Child abuse and neglect in Greece: sociomedical aspects

Child Abuse Negl. 1982;6(3):307-11. doi: 10.1016/0145-2134(82)90034-5.


Fifty-four abused and neglected children have been referred to our multidisciplinary team for assessment and treatment. There were many more boys than girls (36 vs 18) and the mean age was 3.3 years. Half of the children were admitted for medical reasons and abuse or neglect were secondary findings. The medical findings included bruises and fractures, head injuries, knife wounds, and failure to thrive. The children's main characteristics were: "difficult children," unwanted pregnancies, difficult pregnancies and deliveries and half of them were separated from their mothers during the first months of life due to illness. The families were characteristic of multiproblem families of low social level. Almost all parents were young when married and half were unemployed or had unsteady employment. In most cases the parents were socially isolated and had poor relations with their families of origin. Most mothers and half of the fathers had an unhappy childhood while almost half of the mothers had a psychiatric problem. In general, our findings were in accordance with those described in other nations. Nevertheless, there were some characteristics which seem to be of relevance within the Greek ethnic and cultural context. The legal problems as well as those pertaining to child protection are discussed.

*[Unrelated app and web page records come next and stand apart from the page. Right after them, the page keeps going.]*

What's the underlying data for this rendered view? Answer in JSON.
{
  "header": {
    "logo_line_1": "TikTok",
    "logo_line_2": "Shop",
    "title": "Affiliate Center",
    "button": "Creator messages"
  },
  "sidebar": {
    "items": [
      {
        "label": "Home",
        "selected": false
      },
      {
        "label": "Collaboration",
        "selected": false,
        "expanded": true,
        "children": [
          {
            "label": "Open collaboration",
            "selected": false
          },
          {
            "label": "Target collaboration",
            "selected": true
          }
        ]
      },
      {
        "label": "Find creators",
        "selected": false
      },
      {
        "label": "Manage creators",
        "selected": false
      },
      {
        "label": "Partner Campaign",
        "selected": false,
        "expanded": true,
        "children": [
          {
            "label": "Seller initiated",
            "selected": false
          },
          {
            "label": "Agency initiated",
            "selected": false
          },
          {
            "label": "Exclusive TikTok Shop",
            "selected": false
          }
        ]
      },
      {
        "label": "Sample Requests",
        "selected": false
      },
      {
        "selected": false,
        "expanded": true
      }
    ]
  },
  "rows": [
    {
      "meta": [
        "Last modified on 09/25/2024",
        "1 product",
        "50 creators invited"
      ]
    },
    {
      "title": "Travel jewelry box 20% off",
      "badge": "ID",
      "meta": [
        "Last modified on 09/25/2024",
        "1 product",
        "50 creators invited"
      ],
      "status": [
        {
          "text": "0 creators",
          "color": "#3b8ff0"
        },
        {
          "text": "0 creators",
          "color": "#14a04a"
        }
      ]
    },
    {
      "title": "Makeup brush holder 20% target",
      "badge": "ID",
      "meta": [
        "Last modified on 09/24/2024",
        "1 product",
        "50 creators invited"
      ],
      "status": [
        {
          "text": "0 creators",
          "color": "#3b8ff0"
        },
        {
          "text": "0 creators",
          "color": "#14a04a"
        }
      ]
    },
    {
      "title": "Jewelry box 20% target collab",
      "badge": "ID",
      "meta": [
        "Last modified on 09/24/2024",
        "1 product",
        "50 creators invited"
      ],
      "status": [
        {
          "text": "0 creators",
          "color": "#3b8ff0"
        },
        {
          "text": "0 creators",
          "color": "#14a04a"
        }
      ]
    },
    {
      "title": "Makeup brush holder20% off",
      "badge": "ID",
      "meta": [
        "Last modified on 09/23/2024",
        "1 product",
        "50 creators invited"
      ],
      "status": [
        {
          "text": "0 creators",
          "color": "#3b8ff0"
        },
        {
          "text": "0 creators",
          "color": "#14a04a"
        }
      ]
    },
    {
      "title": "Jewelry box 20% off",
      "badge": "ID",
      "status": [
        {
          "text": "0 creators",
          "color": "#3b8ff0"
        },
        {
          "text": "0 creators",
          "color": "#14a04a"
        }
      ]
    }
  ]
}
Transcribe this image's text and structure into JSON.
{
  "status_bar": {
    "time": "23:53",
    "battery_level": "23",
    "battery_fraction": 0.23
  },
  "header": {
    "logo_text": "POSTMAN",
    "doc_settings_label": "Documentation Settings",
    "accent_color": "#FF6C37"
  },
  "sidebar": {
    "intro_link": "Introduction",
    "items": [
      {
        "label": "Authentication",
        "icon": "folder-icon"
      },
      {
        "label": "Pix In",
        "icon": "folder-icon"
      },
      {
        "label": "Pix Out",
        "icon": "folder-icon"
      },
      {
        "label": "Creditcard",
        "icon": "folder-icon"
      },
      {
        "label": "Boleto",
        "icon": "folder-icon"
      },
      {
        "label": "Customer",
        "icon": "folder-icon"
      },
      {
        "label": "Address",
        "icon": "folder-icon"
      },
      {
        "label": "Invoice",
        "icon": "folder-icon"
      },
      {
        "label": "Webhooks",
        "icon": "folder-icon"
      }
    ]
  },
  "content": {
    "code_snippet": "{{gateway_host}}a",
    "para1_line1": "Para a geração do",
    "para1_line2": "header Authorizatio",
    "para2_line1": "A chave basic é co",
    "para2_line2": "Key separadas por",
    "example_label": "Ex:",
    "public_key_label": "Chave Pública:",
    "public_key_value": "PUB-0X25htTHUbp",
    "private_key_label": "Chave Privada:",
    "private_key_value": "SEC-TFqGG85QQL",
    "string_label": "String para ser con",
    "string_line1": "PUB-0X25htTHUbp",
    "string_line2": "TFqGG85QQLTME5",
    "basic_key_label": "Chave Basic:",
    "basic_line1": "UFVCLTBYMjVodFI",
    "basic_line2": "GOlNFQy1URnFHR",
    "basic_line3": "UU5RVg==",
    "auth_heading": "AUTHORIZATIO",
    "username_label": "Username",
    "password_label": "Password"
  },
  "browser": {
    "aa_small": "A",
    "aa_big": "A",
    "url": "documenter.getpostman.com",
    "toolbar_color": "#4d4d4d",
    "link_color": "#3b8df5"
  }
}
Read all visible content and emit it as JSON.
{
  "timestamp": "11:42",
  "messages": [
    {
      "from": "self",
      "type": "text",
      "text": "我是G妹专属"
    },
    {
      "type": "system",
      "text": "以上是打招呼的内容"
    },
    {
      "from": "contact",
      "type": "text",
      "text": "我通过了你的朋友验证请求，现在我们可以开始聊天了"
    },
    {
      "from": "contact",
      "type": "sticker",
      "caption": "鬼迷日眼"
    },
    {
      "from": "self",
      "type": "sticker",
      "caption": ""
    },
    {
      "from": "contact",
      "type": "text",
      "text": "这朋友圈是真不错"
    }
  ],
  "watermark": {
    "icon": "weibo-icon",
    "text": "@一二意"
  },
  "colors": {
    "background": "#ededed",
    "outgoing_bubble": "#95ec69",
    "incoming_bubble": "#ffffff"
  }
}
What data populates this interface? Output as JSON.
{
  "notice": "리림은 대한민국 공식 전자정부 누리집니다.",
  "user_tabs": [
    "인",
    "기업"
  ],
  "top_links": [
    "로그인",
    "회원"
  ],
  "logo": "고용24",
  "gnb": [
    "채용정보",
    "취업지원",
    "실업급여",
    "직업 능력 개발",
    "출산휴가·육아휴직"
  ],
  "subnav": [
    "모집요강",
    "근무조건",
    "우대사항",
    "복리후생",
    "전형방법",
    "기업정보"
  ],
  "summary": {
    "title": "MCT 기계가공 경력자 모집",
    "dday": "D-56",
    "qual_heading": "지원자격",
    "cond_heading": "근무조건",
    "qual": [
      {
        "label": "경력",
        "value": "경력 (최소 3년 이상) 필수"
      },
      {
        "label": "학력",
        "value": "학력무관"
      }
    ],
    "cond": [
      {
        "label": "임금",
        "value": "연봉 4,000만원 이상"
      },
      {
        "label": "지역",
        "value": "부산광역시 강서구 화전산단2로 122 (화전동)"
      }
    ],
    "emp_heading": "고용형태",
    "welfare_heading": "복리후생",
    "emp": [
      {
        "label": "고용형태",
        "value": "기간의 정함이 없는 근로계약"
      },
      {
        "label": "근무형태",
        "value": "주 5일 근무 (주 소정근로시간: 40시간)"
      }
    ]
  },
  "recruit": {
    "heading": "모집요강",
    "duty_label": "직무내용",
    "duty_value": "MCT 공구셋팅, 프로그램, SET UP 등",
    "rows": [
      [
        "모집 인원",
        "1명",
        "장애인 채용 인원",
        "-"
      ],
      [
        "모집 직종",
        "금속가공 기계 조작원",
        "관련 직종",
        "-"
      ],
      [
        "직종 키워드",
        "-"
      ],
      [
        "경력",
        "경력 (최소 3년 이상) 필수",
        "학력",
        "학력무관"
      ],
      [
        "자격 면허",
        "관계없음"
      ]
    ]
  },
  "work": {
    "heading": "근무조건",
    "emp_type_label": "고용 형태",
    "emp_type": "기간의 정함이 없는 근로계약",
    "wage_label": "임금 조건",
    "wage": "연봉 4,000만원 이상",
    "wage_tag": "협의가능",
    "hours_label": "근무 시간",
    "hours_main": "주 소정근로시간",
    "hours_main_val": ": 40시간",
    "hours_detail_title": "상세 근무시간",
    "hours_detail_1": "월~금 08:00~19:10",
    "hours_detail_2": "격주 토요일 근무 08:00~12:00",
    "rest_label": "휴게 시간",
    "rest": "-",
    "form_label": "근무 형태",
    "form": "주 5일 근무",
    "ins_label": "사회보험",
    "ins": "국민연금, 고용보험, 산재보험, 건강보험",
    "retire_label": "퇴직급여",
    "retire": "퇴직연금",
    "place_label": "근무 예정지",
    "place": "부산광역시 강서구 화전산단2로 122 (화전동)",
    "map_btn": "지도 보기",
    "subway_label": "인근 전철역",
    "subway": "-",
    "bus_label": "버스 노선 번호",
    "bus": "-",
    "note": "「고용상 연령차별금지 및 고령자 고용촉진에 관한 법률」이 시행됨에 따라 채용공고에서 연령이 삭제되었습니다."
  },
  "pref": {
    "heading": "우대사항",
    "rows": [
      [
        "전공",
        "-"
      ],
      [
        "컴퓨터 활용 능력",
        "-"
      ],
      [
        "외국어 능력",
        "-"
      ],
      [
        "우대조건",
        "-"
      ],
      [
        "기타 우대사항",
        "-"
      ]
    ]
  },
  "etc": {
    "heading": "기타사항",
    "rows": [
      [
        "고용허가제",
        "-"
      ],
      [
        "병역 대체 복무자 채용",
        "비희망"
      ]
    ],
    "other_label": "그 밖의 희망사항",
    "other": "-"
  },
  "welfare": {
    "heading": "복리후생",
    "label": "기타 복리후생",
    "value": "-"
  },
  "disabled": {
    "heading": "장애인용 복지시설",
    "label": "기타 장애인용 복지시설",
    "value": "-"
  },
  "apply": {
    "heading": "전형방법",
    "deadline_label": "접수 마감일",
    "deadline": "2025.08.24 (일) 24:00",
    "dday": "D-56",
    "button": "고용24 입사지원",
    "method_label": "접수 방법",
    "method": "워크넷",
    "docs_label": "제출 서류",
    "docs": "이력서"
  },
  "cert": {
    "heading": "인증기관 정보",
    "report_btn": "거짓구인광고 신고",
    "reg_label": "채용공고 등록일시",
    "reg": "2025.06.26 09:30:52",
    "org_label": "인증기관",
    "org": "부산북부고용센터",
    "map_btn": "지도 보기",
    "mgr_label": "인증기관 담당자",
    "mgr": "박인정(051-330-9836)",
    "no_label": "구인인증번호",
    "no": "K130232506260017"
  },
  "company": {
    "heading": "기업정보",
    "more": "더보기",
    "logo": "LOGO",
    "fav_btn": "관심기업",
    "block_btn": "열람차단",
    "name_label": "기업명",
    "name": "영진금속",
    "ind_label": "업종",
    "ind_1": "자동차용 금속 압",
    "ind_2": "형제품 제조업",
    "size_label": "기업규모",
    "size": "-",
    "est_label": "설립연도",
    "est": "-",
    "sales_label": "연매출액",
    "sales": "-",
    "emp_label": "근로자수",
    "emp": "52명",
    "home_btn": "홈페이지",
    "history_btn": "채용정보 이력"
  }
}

MeSH terms

  • Child
  • Child Abuse* / prevention & control
  • Child Development*
  • Child, Preschool
  • Female
  • Greece
  • Humans
  • Infant
  • Male
  • Referral and Consultation
  • Risk
  • Social Environment
  • Wounds and Injuries / etiology*